⟨

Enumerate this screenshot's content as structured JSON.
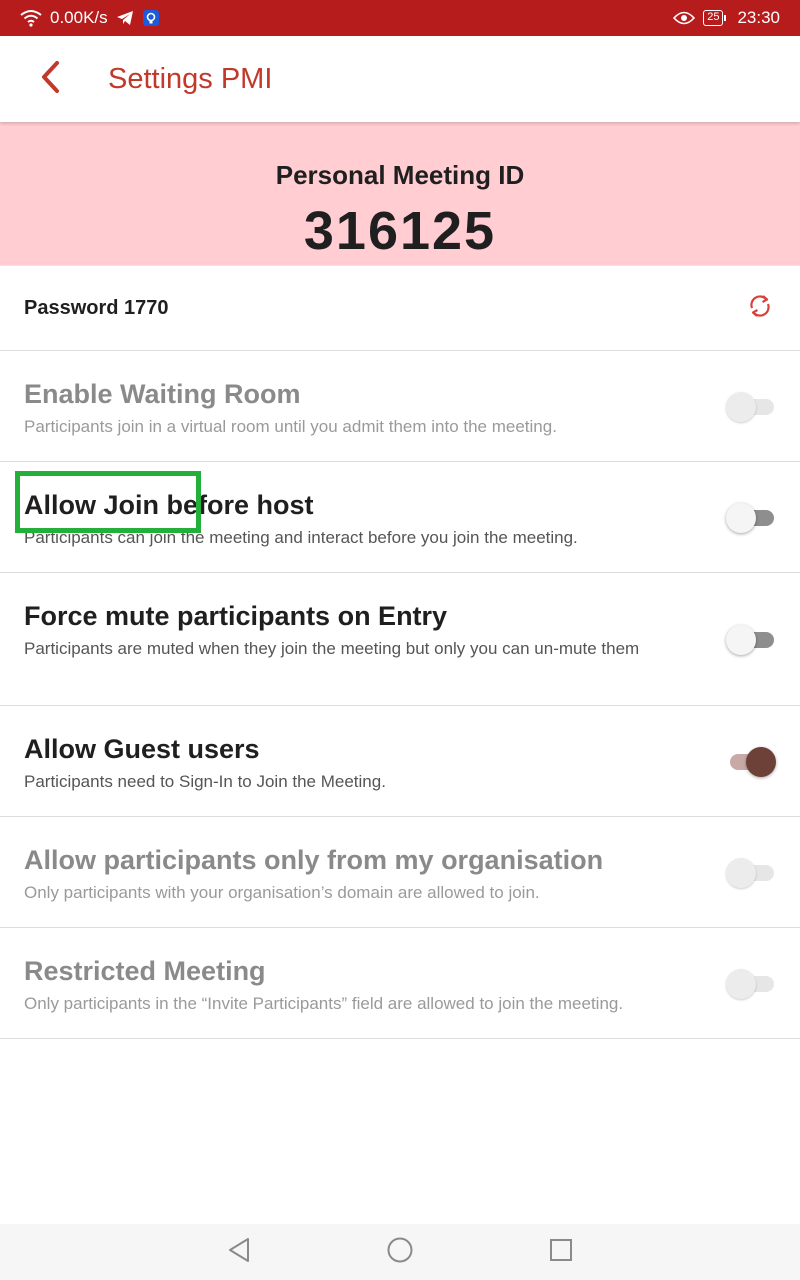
{
  "status_bar": {
    "network_speed": "0.00K/s",
    "battery_level": "25",
    "time": "23:30",
    "icons": [
      "wifi-icon",
      "telegram-icon",
      "vpn-shield-icon",
      "eye-icon",
      "battery-icon"
    ]
  },
  "app_bar": {
    "title": "Settings PMI",
    "back_icon": "chevron-left-icon",
    "accent_color": "#c0392b"
  },
  "pmi": {
    "label": "Personal Meeting ID",
    "number": "316125",
    "panel_color": "#ffcdd2"
  },
  "password": {
    "text": "Password 1770",
    "refresh_icon": "refresh-icon"
  },
  "settings": [
    {
      "title": "Enable Waiting Room",
      "description": "Participants join in a virtual room until you admit them into the meeting.",
      "enabled": false,
      "toggled": false
    },
    {
      "title": "Allow Join before host",
      "description": "Participants can join the meeting and interact before you join the meeting.",
      "enabled": true,
      "toggled": false
    },
    {
      "title": "Force mute participants on Entry",
      "description": "Participants are muted when they join the meeting but only you can un-mute them",
      "enabled": true,
      "toggled": false
    },
    {
      "title": "Allow Guest users",
      "description": "Participants need to Sign-In to Join the Meeting.",
      "enabled": true,
      "toggled": true
    },
    {
      "title": "Allow participants only from my organisation",
      "description": "Only participants with your organisation’s domain are allowed to join.",
      "enabled": false,
      "toggled": false
    },
    {
      "title": "Restricted Meeting",
      "description": "Only participants in the “Invite Participants” field are allowed to join the meeting.",
      "enabled": false,
      "toggled": false
    }
  ],
  "highlight": {
    "color": "#22b03a",
    "target": "Allow Join before host"
  },
  "nav_bar": {
    "icons": [
      "back-triangle-icon",
      "home-circle-icon",
      "recents-square-icon"
    ]
  }
}
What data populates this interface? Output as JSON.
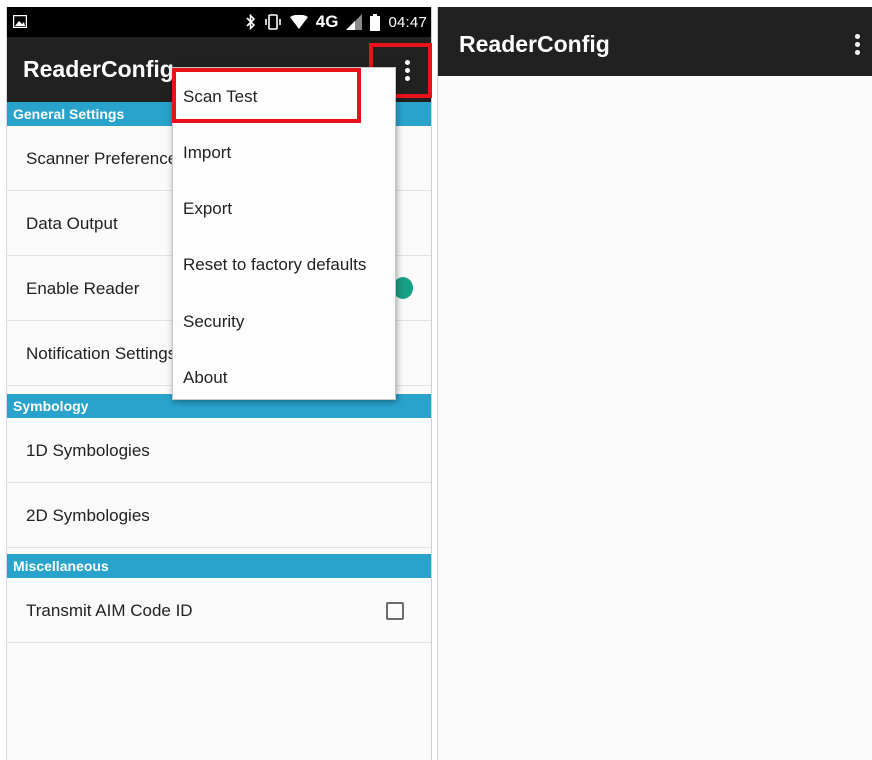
{
  "status_bar": {
    "network": "4G",
    "time": "04:47",
    "icons": [
      "gallery-icon",
      "bluetooth-icon",
      "vibrate-icon",
      "wifi-icon",
      "signal-icon",
      "battery-icon"
    ]
  },
  "app": {
    "title": "ReaderConfig",
    "accent_color": "#29a3cc",
    "toolbar_color": "#212121",
    "highlight_color": "#e8121a",
    "toggle_color": "#16a085"
  },
  "sections": {
    "general": {
      "header": "General Settings",
      "items": [
        "Scanner Preferences",
        "Data Output",
        "Enable Reader",
        "Notification Settings"
      ]
    },
    "symbology": {
      "header": "Symbology",
      "items": [
        "1D Symbologies",
        "2D Symbologies"
      ]
    },
    "misc": {
      "header": "Miscellaneous",
      "items": [
        "Transmit AIM Code ID"
      ]
    }
  },
  "menu": {
    "items": [
      "Scan Test",
      "Import",
      "Export",
      "Reset to factory defaults",
      "Security",
      "About"
    ]
  },
  "right_screen": {
    "title": "ReaderConfig"
  }
}
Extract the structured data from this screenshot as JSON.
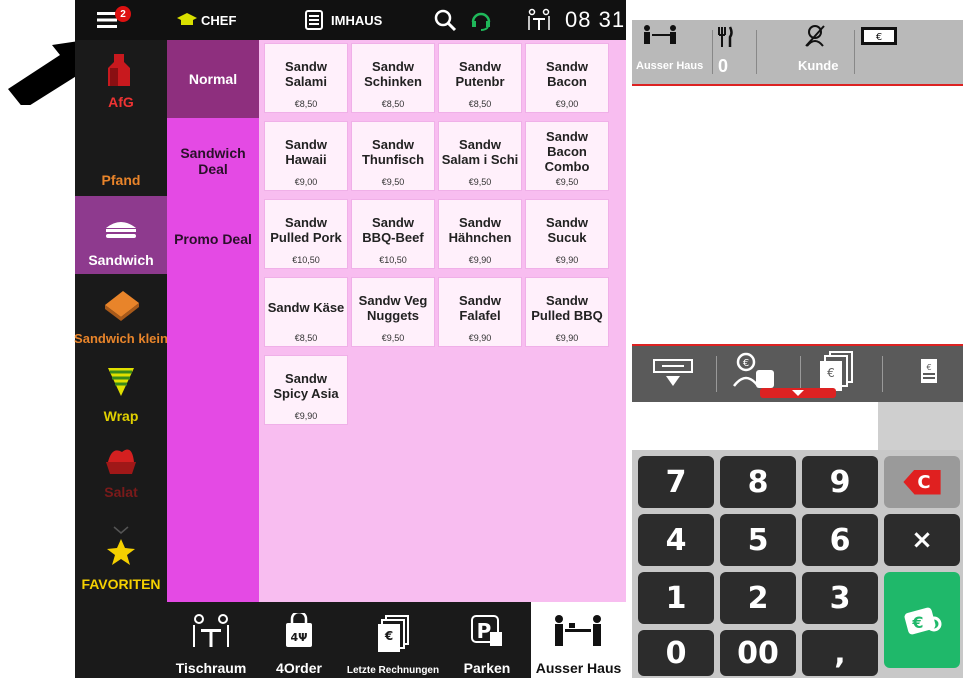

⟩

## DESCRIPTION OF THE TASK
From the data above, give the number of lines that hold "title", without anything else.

## SOLVED EXERCISE
9